New York City start-up, Bowery, is making waves in the organic food industry with their use of indoor vertical farming. After raising $20 million in Series A funding last summer, the company is currently in the process of building their second vertical farm in Kearny, New Jersey.
The start-up intends to revolutionise farming and provide a solution to impending water scarcity. “We’re growing post-organic produce, It’s the next evolution,” Irving Fain, Bowery’s CEO and founder, told Fortune. He added, “It’s a better product for us and better way of growing and less destructive to the earth, we’re using technology to grow the purest food possible.”

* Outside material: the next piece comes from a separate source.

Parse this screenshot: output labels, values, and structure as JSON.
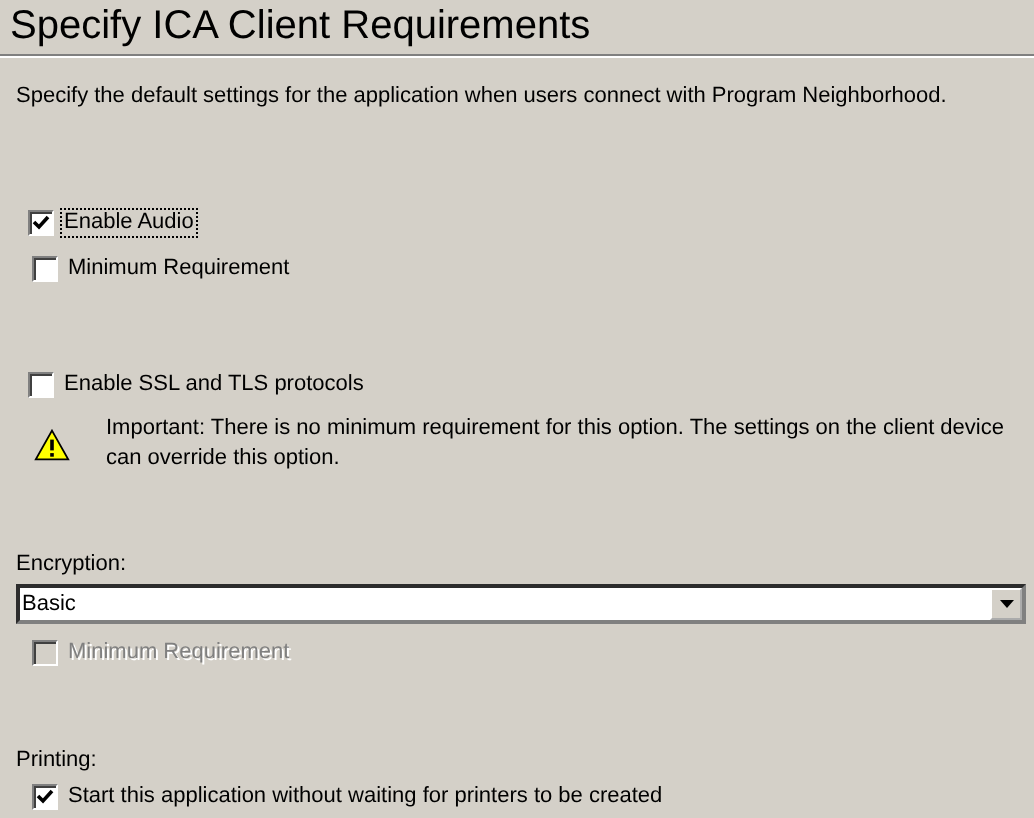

“By meticulously monitoring the growing process and capturing a tremendous amount of data along the way, we’re able to remove the age-old reliance on “eyeballing,” the team at Bowery explain on their website. “We can give our crops exactly what they need and nothing more – from nutrients and water to light.”
Bowery is more efficient than traditional farmland, Fain also told Fortune. This is due to the environmentally controlled element of the process, outdoor, conventional, farms across the world are subject to seasons and the hand of mother nature, Bowery’s new indoor vertical farms are exempt to this. The vertical farms can consistently produce the same level of good quality crops all year round. “We see very strong demand nationally and internationally right now for high quality locally produced consistent produce,” Fain claimed.
“At Bowery, we’re re-thinking what agriculture looks like in a world where water is scarce, people live in cities, and we’re waking up to the dangers of pesticides and other chemicals,” the team explains. “Our post-organic produce comes from a growing process that not only has a positive impact on our health but the health of the world around us.”
Arugula, baby kale, and butterhead lettuce are just some of the crops currently available across New York City that Bowery grows using the expert software in their environmentally controlled vertical farms. Foragers Market and Whole Foods on Broad Street are two of the locations where the company’s produce can currently be purchased.
Image Credit: Bowery